Demirkapi began working with WPI in January to get the school to fix the flaw, which took several weeks. An external scan showed him many other colleges were using the same software and likely suffering from the same vulnerability. He reached out to several dozen schools this week to inform them of the misconfiguration. He came forward to me because he wanted to draw attention to it so other schools could fix it, and did not believe TargetX had done enough to inform schools about the problem.
WPI said that Demirkapi was never in a position to impact his admissions decision.
“The WPI admissions process includes numerous steps and simply checking ‘admitted’ would not have resulted in admission to WPI,” wrote Allison Duffy, Director of Public Relations for the school. “WPI is continually evolving and strengthening its security measures. The university takes the security of information very seriously and has robust cybersecurity protection and monitoring in place in order to avert attempts like this,” Duffy also wrote.
Demirkapi wondered if subtle changes to his application information would be caught, however.
“Obviously if I set myself to accepted I’d probably get caught down the line. The point was to show I could really edit anything,” he said. “, I don’t know how well they’d detect if I changed subtle things. Perhaps if I edited my teacher’s recommendations. Or edited my AP scores.”
It is unclear if accessing or editing TargetX fields might have an impact on a student’s application at other schools. Would some other process catch suddenly-altered SAT scores? Would a simple change to “accepted” have allowed Demirkapi to enroll in classes? Or would, as WPI says, such edits have been caught somewhere else along the process?
TargetX did not immediately respond to a request for comment. On a security mailing list devoted to colleges, someone identifying himself as Brian Kelly of Educause.com wrote that he had communicated with the CEO of TargetX.
“The CEO of TargetX reached out to me immediately and provided the information below,” Kelly, who identifies himself as “Director, Cybersecurity Program,” wrote.
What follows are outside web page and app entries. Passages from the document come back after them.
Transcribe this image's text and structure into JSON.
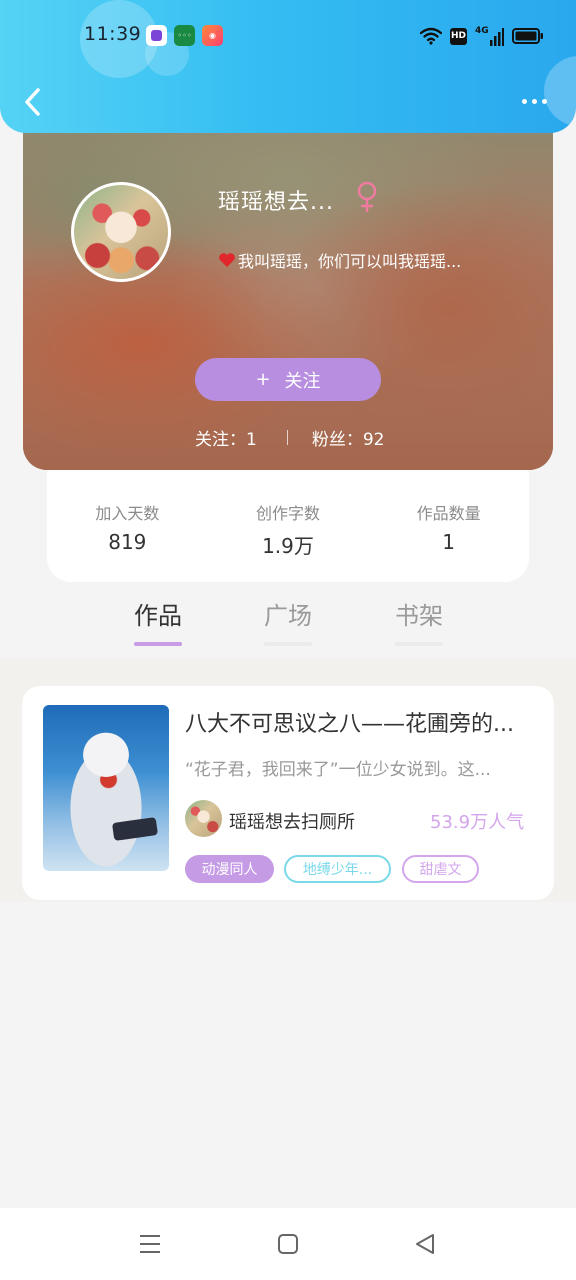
{
  "status_bar": {
    "time": "11:39",
    "app_icons": [
      "purple-app-icon",
      "green-app-icon",
      "orange-app-icon"
    ],
    "hd_label": "HD",
    "network_label": "4G"
  },
  "header": {
    "back_icon": "chevron-left-icon",
    "more_icon": "more-dots-icon",
    "accent_color": "#35bdf2"
  },
  "profile": {
    "username": "瑶瑶想去...",
    "gender_icon": "female-icon",
    "bio_icon": "heart-icon",
    "bio": "我叫瑶瑶，你们可以叫我瑶瑶...",
    "follow_plus": "+",
    "follow_label": "关注",
    "following_text": "关注：1",
    "followers_text": "粉丝：92",
    "follow_button_color": "#b78ee0"
  },
  "stats": [
    {
      "label": "加入天数",
      "value": "819"
    },
    {
      "label": "创作字数",
      "value": "1.9万"
    },
    {
      "label": "作品数量",
      "value": "1"
    }
  ],
  "tabs": [
    {
      "label": "作品",
      "active": true
    },
    {
      "label": "广场",
      "active": false
    },
    {
      "label": "书架",
      "active": false
    }
  ],
  "works": [
    {
      "title": "八大不可思议之八——花圃旁的...",
      "description": "“花子君，我回来了”一位少女说到。这...",
      "author": "瑶瑶想去扫厕所",
      "popularity": "53.9万人气",
      "tags": [
        "动漫同人",
        "地缚少年...",
        "甜虐文"
      ]
    }
  ],
  "system_nav": {
    "menu_icon": "menu-icon",
    "home_icon": "home-square-icon",
    "back_icon": "back-triangle-icon"
  }
}
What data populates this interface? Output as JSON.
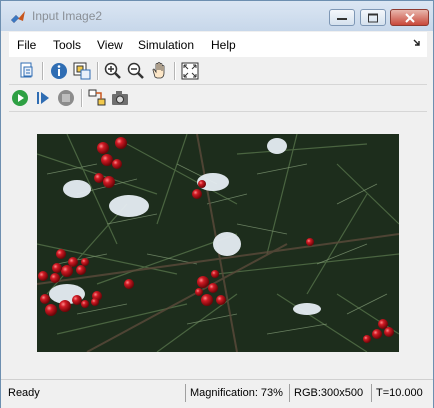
{
  "window": {
    "title": "Input Image2"
  },
  "menu": {
    "items": [
      "File",
      "Tools",
      "View",
      "Simulation",
      "Help"
    ]
  },
  "toolbar": {
    "row1_icons": [
      "print-icon",
      "info-icon",
      "pixel-region-icon",
      "zoom-in-icon",
      "zoom-out-icon",
      "pan-hand-icon",
      "fit-to-window-icon"
    ],
    "row2_icons": [
      "run-icon",
      "step-forward-icon",
      "stop-icon",
      "highlight-block-icon",
      "snapshot-icon"
    ]
  },
  "image": {
    "subject": "berries-on-evergreen"
  },
  "status": {
    "state": "Ready",
    "magnification": "Magnification: 73%",
    "format": "RGB:300x500",
    "time": "T=10.000"
  },
  "colors": {
    "run_green": "#2ea043",
    "stop_gray": "#8c8c8c",
    "berry_red": "#c8141e",
    "accent_blue": "#2f6db3"
  }
}
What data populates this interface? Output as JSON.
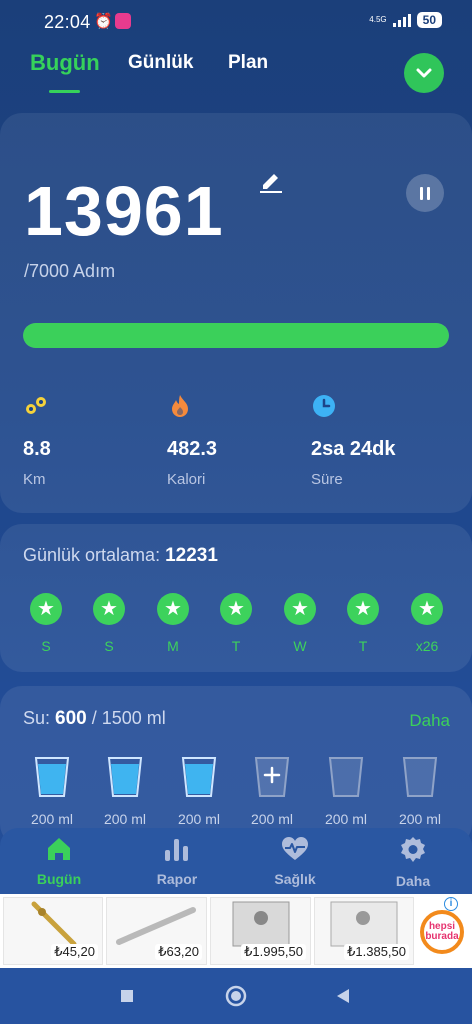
{
  "status_bar": {
    "time": "22:04",
    "network": "4.5G",
    "battery": "50"
  },
  "tabs": [
    {
      "label": "Bugün",
      "active": true
    },
    {
      "label": "Günlük",
      "active": false
    },
    {
      "label": "Plan",
      "active": false
    }
  ],
  "steps": {
    "count": "13961",
    "goal": "/7000 Adım",
    "progress_fraction": 1.0
  },
  "stats": [
    {
      "value": "8.8",
      "label": "Km",
      "icon": "distance-icon",
      "color": "#f5d23b"
    },
    {
      "value": "482.3",
      "label": "Kalori",
      "icon": "flame-icon",
      "color": "#f58a3c"
    },
    {
      "value": "2sa 24dk",
      "label": "Süre",
      "icon": "clock-icon",
      "color": "#3db2f5"
    }
  ],
  "daily_average": {
    "label": "Günlük ortalama:",
    "value": "12231",
    "days": [
      "S",
      "S",
      "M",
      "T",
      "W",
      "T",
      "x26"
    ]
  },
  "water": {
    "label": "Su:",
    "current": "600",
    "target": "/ 1500 ml",
    "more": "Daha",
    "glasses": [
      {
        "label": "200 ml",
        "state": "full"
      },
      {
        "label": "200 ml",
        "state": "full"
      },
      {
        "label": "200 ml",
        "state": "full"
      },
      {
        "label": "200 ml",
        "state": "add"
      },
      {
        "label": "200 ml",
        "state": "empty"
      },
      {
        "label": "200 ml",
        "state": "empty"
      }
    ]
  },
  "bottom_nav": [
    {
      "label": "Bugün",
      "icon": "home-icon",
      "active": true
    },
    {
      "label": "Rapor",
      "icon": "bar-chart-icon",
      "active": false
    },
    {
      "label": "Sağlık",
      "icon": "heart-pulse-icon",
      "active": false
    },
    {
      "label": "Daha",
      "icon": "gear-icon",
      "active": false
    }
  ],
  "ads": {
    "prices": [
      "₺45,20",
      "₺63,20",
      "₺1.995,50",
      "₺1.385,50"
    ],
    "brand": [
      "hepsi",
      "burada"
    ]
  },
  "colors": {
    "accent": "#36d25a",
    "background": "#1d4589"
  }
}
Kelly did not immediately respond to a request to confirm the authenticity of the email. “We had a great conversation today and he shares the spirit and intent of our Cybersecurity community and the value of information sharing. ‘Yesterday a blog post described an incident where an applicant accessed only his own data through a Salesforce default page without authorization. Due to permission settings, the applicant was able to demonstrate that he could read and edit select data. No other student data was accessed. When this was first reported in January, TargetX worked closely with our customer to resolve this situation by updating permissions settings. Since then they have updated customers on this issue, and continue to ensure that customers have the correct settings in place. TargetX takes all security issues seriously.’ ”
Bradley Shear, a Washington D.C.-based lawyer and expert in privacy issues relating to colleges, said the incident highlights colleges’ increased use of digital tools to track applicants, and the risks that creates.
“So, this is like Ferris Bueller changing his grades but here changing the computer system to admit a student instead of paying $500,000?” he said. “It sounds very interesting, especially in light of this recent WP article that verifies what I have been saying for years that parents are digging up digital dirt on their kids’ friends and sending it to colleges to sabotage any competitors to their kids’ dream colleges.”
Again, there is no indication that students could access anyone else’s application data.
“I named this post ‘Hacking College Admissions’ because this vulnerability was not just in WPI. Besides WPI confirming this to me themselves, I found similar vulnerabilities in other schools that were using the TargetX platform,” Demirkapi wrote. Since he began this quest to warn universities about this flaw, Demirkapi has chosen another college — one that didn’t suffer from the flaw. “Maybe students should be taking a better look at the systems around them, because all I can imagine is if someone found something like this and used it to cheat the system.”